BWW Review: RICHARD III, Royal and Derngate
Held together by a mesmerising performance by Tom Mothersdale, Headlong's production of Richard III races along at such a pace that it's only after it stops that you realise exactly how much ground they have managed to cover. In John Haidar's hands, one of the very longest of Shakespeare's plays is a just over two and a half hours - including interval - which means that the death toll mounts at some speed.

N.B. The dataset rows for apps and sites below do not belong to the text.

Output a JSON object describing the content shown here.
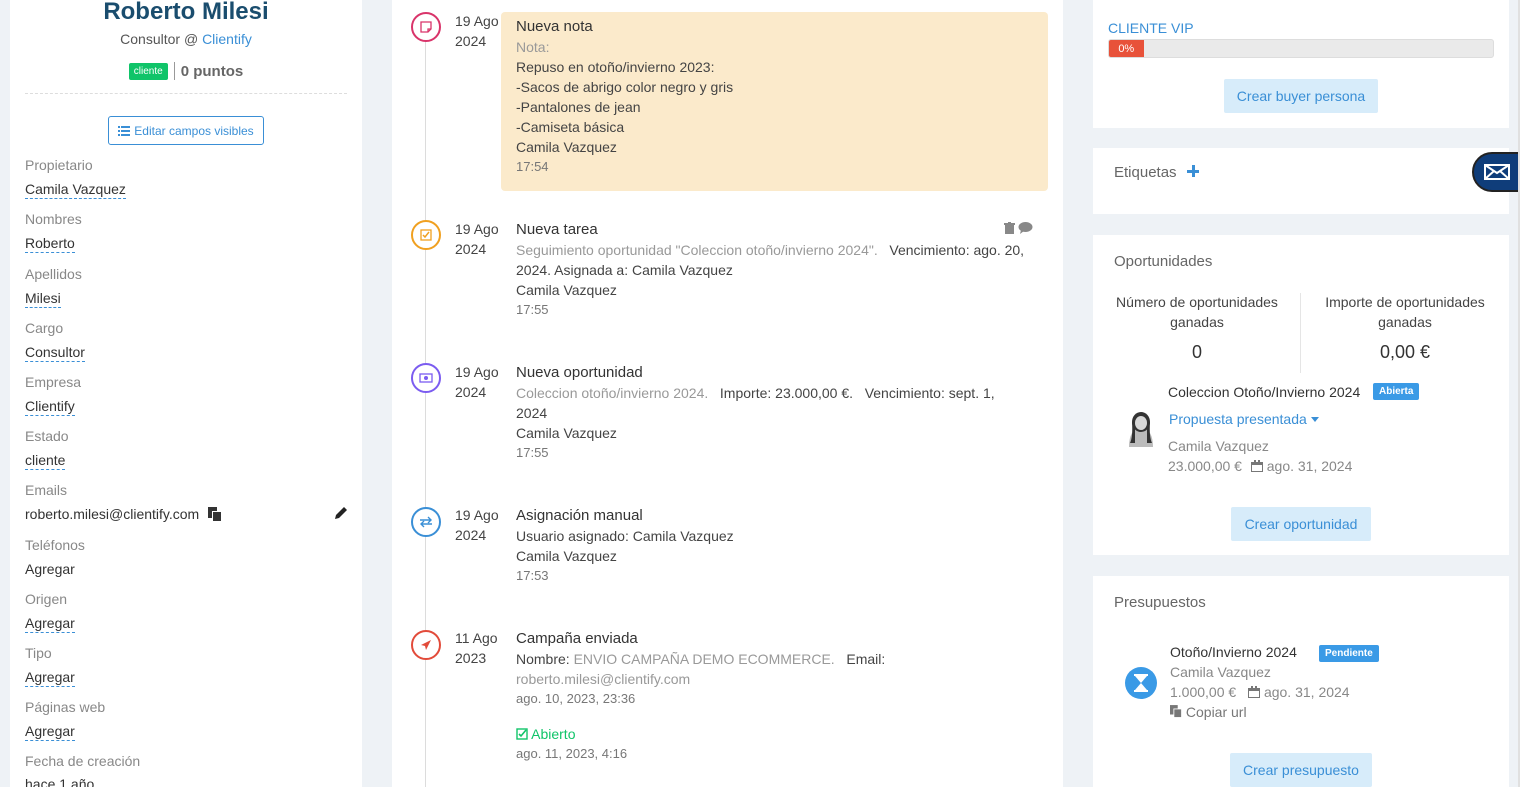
{
  "contact": {
    "name": "Roberto Milesi",
    "role_prefix": "Consultor @ ",
    "company": "Clientify",
    "status_badge": "cliente",
    "points": "0 puntos",
    "edit_fields_label": "Editar campos visibles"
  },
  "fields": [
    {
      "label": "Propietario",
      "value": "Camila Vazquez"
    },
    {
      "label": "Nombres",
      "value": "Roberto"
    },
    {
      "label": "Apellidos",
      "value": "Milesi"
    },
    {
      "label": "Cargo",
      "value": "Consultor"
    },
    {
      "label": "Empresa",
      "value": "Clientify"
    },
    {
      "label": "Estado",
      "value": "cliente"
    },
    {
      "label": "Emails",
      "value": "roberto.milesi@clientify.com"
    },
    {
      "label": "Teléfonos",
      "value": "Agregar"
    },
    {
      "label": "Origen",
      "value": "Agregar"
    },
    {
      "label": "Tipo",
      "value": "Agregar"
    },
    {
      "label": "Páginas web",
      "value": "Agregar"
    },
    {
      "label": "Fecha de creación",
      "value": "hace 1 año"
    }
  ],
  "timeline": {
    "note": {
      "date_day": "19 Ago",
      "date_year": "2024",
      "title": "Nueva nota",
      "label": "Nota:",
      "lines": [
        "Repuso en otoño/invierno 2023:",
        "-Sacos de abrigo color negro y gris",
        "-Pantalones de jean",
        "-Camiseta básica"
      ],
      "author": "Camila Vazquez",
      "time": "17:54"
    },
    "task": {
      "date_day": "19 Ago",
      "date_year": "2024",
      "title": "Nueva tarea",
      "desc": "Seguimiento oportunidad \"Coleccion otoño/invierno 2024\".",
      "due": "Vencimiento: ago. 20,",
      "line2": "2024.   Asignada a: Camila Vazquez",
      "author": "Camila Vazquez",
      "time": "17:55"
    },
    "opportunity": {
      "date_day": "19 Ago",
      "date_year": "2024",
      "title": "Nueva oportunidad",
      "name": "Coleccion otoño/invierno 2024.",
      "amount": "Importe: 23.000,00 €.",
      "due": "Vencimiento: sept. 1,",
      "line2": "2024",
      "author": "Camila Vazquez",
      "time": "17:55"
    },
    "assign": {
      "date_day": "19 Ago",
      "date_year": "2024",
      "title": "Asignación manual",
      "line1": "Usuario asignado: Camila Vazquez",
      "author": "Camila Vazquez",
      "time": "17:53"
    },
    "campaign": {
      "date_day": "11 Ago",
      "date_year": "2023",
      "title": "Campaña enviada",
      "name_label": "Nombre:",
      "name": "ENVIO CAMPAÑA DEMO ECOMMERCE.",
      "email_label": "Email:",
      "email": "roberto.milesi@clientify.com",
      "sent": "ago. 10, 2023, 23:36",
      "opened": "Abierto",
      "opened_time": "ago. 11, 2023, 4:16"
    }
  },
  "buyer": {
    "vip_label": "CLIENTE VIP",
    "progress_text": "0%",
    "progress_fraction": 0.09,
    "button": "Crear buyer persona"
  },
  "tags": {
    "title": "Etiquetas"
  },
  "opportunities": {
    "title": "Oportunidades",
    "won_count_label_1": "Número de oportunidades",
    "won_count_label_2": "ganadas",
    "won_count": "0",
    "won_amount_label_1": "Importe de oportunidades",
    "won_amount_label_2": "ganadas",
    "won_amount": "0,00 €",
    "item": {
      "name": "Coleccion Otoño/Invierno 2024",
      "badge": "Abierta",
      "stage": "Propuesta presentada",
      "owner": "Camila Vazquez",
      "amount": "23.000,00 €",
      "date": "ago. 31, 2024"
    },
    "button": "Crear oportunidad"
  },
  "budgets": {
    "title": "Presupuestos",
    "item": {
      "name": "Otoño/Invierno 2024",
      "badge": "Pendiente",
      "owner": "Camila Vazquez",
      "amount": "1.000,00 €",
      "date": "ago. 31, 2024",
      "copy_url": "Copiar url"
    },
    "button": "Crear presupuesto"
  },
  "colors": {
    "accent": "#3a8fd6",
    "note_bg": "#fbeacb",
    "success": "#10c469",
    "danger": "#e8523a"
  }
}
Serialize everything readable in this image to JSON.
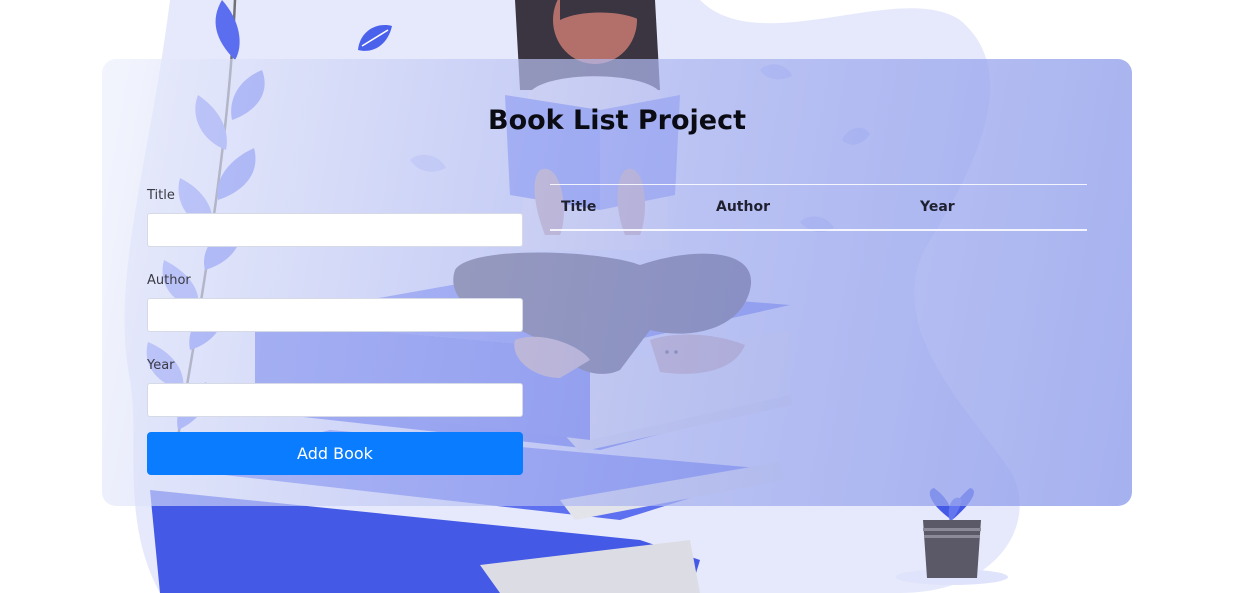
{
  "page": {
    "title": "Book List Project"
  },
  "form": {
    "title_label": "Title",
    "title_value": "",
    "author_label": "Author",
    "author_value": "",
    "year_label": "Year",
    "year_value": "",
    "submit_label": "Add Book"
  },
  "table": {
    "columns": [
      "Title",
      "Author",
      "Year"
    ],
    "rows": []
  },
  "colors": {
    "accent": "#0a7cff",
    "illustration_blue": "#5b6ef0",
    "card_tint": "#aab4f0",
    "title_text": "#0b0b14"
  },
  "icons": {
    "background": "reading-woman-books-illustration",
    "plant": "potted-plant-icon",
    "leaf": "leaf-icon"
  }
}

Dragging a leg in a brace, contorting his body at every turn, Mothersdale turns in an extraordinarily physical performance, but his Richard is also a psychopath, obsessed with his appearance and with personal advancement to spite those who discount him. His knowing look at the audience as he woos Anne says "Can you believe I'm really doing this?", and the audience really can't - but sadly it's over in a flash, as the action advances on. There's no time for more than a gasp of shock at his audacity and skill.
You can't miss Richard's duplicity though. Chiara Stephenson's set reminds you at every turn - a dark structure with a semi-circle of mirrored entrances reflecting the action or revealing the ghosts of Richard's victims assembling in judgement over him.
But those mirrored entrances were where I felt the hustle of the play the most - the constant dashing in and out and fiddling to get the mirrors in the right places was a little wearing at times. And if you can drag your eyes away from Mothersdale, there are some strong performances in the supporting cast - Stefan Adegbola is impressive as Buckingham, as is Heledd Gwynn as Hastings and Ratcliffe.
One of the things you lose in the breakneck pace is a sense of the passing of time. The action could have taken place over a week, or a month - rather than years. It also means that some of the most famous lines flash by, and are gone almost before you realise that they were there. If you know the play, you won't have any trouble following it, but if you've studied it, you may be annoyed to find it so compressed and truncated.
My companion, who hadn't seen Richard III before, said he might have had some trouble following all the details if he hadn't read the summary first. But as we walked out of the theatre, all we could talk about was Mothersdale's performance, which dazzles you and disguises the production's other flaws.
Photo credit: Marc Brenner